“The schedule got completely reversed so we’re playing teams we’ve never played before,” senior Allison Carr said. “But we know Farmington, we know their history, and we know they’ve always been a good team. It was a good fight for us.”
In the postgame huddle, Linehan echoed the sentiment of his players, reveling in the spectacle he took in from the sidelines. There was no trophy to be handed out after the game, nor will there be at the end of the season, but the level of competition on the field had clearly received a boost, and in a take-whatever-they-can-get season, the Blue Knights were thrilled just to have that.
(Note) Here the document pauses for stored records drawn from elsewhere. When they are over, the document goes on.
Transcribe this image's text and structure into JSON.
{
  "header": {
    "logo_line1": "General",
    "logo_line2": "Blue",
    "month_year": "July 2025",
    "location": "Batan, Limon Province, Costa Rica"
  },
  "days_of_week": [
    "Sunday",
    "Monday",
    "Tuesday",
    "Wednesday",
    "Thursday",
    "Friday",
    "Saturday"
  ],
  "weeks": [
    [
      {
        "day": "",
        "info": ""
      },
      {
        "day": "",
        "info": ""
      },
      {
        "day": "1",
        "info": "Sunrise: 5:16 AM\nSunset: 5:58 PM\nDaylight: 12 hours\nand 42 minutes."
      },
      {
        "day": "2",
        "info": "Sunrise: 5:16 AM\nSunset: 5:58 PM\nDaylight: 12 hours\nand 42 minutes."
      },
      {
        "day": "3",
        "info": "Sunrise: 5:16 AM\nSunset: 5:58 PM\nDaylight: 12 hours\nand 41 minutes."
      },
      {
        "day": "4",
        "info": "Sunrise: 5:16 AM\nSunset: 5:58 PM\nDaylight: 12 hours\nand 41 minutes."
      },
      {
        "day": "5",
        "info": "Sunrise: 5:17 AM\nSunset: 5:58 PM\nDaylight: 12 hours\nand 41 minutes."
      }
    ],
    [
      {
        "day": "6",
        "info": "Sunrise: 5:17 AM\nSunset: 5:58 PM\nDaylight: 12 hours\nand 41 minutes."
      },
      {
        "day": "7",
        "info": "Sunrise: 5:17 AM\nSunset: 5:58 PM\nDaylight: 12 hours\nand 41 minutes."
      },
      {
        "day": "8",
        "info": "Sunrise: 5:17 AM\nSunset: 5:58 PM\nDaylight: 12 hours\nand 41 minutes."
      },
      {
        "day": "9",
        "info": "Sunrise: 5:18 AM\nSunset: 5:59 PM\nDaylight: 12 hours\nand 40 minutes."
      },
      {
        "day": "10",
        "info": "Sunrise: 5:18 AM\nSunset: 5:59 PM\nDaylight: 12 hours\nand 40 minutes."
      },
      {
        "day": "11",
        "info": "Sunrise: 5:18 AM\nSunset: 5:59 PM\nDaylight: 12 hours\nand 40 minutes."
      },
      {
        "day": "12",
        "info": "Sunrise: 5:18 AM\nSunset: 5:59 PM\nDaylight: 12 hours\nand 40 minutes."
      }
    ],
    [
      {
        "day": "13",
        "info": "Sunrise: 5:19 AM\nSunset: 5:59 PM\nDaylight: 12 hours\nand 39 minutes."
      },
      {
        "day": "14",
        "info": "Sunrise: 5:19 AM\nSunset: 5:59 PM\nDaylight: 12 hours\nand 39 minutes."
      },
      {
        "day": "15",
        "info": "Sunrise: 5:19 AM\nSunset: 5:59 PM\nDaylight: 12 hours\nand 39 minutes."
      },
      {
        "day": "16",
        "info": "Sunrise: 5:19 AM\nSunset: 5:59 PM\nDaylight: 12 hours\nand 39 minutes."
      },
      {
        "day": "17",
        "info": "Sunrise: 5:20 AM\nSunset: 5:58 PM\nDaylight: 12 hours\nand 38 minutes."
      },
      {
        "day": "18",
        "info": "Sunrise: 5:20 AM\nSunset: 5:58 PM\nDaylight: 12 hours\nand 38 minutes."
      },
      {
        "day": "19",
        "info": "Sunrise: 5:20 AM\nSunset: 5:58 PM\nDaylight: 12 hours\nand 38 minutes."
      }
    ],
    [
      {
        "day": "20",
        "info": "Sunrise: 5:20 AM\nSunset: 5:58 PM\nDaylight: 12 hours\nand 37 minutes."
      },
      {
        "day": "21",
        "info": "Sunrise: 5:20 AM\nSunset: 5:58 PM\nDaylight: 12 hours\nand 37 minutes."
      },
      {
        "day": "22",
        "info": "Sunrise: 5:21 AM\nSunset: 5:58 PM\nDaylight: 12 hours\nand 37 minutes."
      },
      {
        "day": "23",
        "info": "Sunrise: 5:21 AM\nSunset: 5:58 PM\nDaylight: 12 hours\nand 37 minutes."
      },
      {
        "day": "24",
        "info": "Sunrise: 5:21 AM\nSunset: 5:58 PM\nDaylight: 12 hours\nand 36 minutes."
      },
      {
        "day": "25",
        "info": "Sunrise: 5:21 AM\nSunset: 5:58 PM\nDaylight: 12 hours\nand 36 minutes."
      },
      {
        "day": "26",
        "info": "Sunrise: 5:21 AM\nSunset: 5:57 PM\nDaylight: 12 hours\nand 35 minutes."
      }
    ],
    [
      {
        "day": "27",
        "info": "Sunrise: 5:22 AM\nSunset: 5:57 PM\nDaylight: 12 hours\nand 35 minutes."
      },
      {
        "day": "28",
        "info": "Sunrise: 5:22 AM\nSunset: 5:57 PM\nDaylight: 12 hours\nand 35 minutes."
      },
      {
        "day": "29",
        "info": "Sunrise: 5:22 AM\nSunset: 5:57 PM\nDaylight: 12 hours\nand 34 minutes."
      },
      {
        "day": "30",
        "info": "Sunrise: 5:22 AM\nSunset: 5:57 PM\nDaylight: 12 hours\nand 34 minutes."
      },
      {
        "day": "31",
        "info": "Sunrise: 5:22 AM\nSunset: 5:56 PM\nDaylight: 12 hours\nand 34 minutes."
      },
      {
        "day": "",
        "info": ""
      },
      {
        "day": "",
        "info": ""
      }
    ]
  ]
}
“This is what it’s all about,” Linehan said. “This is the type of competition we played all last year, and made us better. That’s why we’re here. There are some teams that we recognize that they’re not in our same league, and that’s with all due respect. Some programs are in different places than others. But to be able to play Farmington, it brings back the memories of last year. I could see it in the kids. They enjoyed the high level of competition.”
Southington will have another chance at such an atmosphere when it travels to Farmington for the rematch, which will take place on Nov. 15 to cap off the regular season. The Blue Knights also hope every match in between brings a similar intensity. They’ve gotten that taste again, and don’t want to give it up.
“I told the girls that we knew this date on the calendar was going to be a fight,” Linehan said. “But every single team we’ve already played that we play again down the road is going to get better.”
Ryan Chichester can be reached at (860) 801-5094 or firstname.lastname@example.org